Quote from Alban's website:
"The Swedish bagpipes, which is distinguishable by its warm, soft sound, has got many friends throughout the whole world. My reconstruction of the so called ”Västerdala” pipes is a mixture of the ten preserved instruments we have in the country (there not one is similar to another!). Furthermore my studies of related bagpipes from the continent have been of great benefit. The Swedish bagpipes is a so called clarinet-instrument, as the sound is produced through a single reed which sits on a cylindrically drilled chanter. Traditionally it is a mouth blown instrument with one short drone (high tuned) which is identical to the lowest tone on the chanter (6 fingering). There is also a single reed in the drone, as in almost all drones."
People who don't like bagpipes, when they hear the Dudeys, say "aren't they lovely; I didn't know bagpipes could sound like that!" So ... bagpipes for people who don't like bagpipes!
The Dudey is a three drone Hummelchen or 'bumblebee' pipe, the renaissance German smallpipe drawn by Praetorius. It has a cylindrical bore unlike the border and shepherd pipes which have a conical bore, and is therefore much quieter and softer in tone - like the gentle buzzing of a bumblebee
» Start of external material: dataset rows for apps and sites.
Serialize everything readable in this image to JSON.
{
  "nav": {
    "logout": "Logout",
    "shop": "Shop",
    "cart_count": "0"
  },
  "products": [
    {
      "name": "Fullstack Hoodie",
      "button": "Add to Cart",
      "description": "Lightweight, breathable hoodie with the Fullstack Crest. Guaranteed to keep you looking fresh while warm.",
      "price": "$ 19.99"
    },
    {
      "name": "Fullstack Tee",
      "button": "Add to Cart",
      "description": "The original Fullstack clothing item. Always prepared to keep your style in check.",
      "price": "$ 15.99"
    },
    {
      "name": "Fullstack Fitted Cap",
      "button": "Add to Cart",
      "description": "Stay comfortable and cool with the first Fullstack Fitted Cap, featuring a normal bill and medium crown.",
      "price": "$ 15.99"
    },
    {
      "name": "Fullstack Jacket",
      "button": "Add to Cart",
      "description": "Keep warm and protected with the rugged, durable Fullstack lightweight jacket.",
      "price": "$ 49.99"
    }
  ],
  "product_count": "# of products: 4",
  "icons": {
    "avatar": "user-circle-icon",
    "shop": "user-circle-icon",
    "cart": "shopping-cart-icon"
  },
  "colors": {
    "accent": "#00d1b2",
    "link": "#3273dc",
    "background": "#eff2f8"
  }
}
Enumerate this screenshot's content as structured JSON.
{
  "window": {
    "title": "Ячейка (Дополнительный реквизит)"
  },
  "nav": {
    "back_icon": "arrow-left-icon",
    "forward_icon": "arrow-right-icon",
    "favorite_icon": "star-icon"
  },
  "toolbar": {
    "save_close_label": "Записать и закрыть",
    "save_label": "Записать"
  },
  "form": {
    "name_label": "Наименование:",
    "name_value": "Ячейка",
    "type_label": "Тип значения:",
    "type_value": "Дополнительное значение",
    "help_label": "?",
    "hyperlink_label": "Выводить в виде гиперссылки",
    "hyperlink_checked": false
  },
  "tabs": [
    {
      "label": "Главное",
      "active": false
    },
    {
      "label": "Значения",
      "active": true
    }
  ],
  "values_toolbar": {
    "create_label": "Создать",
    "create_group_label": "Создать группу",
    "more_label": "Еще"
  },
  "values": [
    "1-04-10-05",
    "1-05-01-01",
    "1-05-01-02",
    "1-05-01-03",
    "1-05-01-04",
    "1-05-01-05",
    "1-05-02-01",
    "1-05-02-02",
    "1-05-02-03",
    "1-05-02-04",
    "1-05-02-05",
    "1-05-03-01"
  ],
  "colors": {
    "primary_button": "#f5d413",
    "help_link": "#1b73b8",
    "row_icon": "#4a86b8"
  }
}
From Sean's website: Dudey - "The dudey is drawn by Praetorius in the 17th Century. Its closest modern relative is the Scottish smallpipe. My Dudey is really a cross-fingering smallpipe designed to have the soft hollow tone of the samallpipes/northumbrian pipes. The drones provide a solid "humm" underneath the chanter and don't compete with it"
Marilyn's dudey pipes are made from laburnum wood with a brown leather bag. Like all dudeys made by Sean, they are in D and have three drones, D-A-D. The laburnum wood darkens over time and these pipes are now a lovely deep brown; eventually the wood will go very dark brown, almost black
Elizabeth's dudey pipes, in flame bubinga wood, are absolutely stunning to look at with the red flamed wood and black leather bag - beautiful.
Elizabeth with her Sean Jones shepherd pipes
Copyright © 2016 Maranella - Last Updated 15 March 2016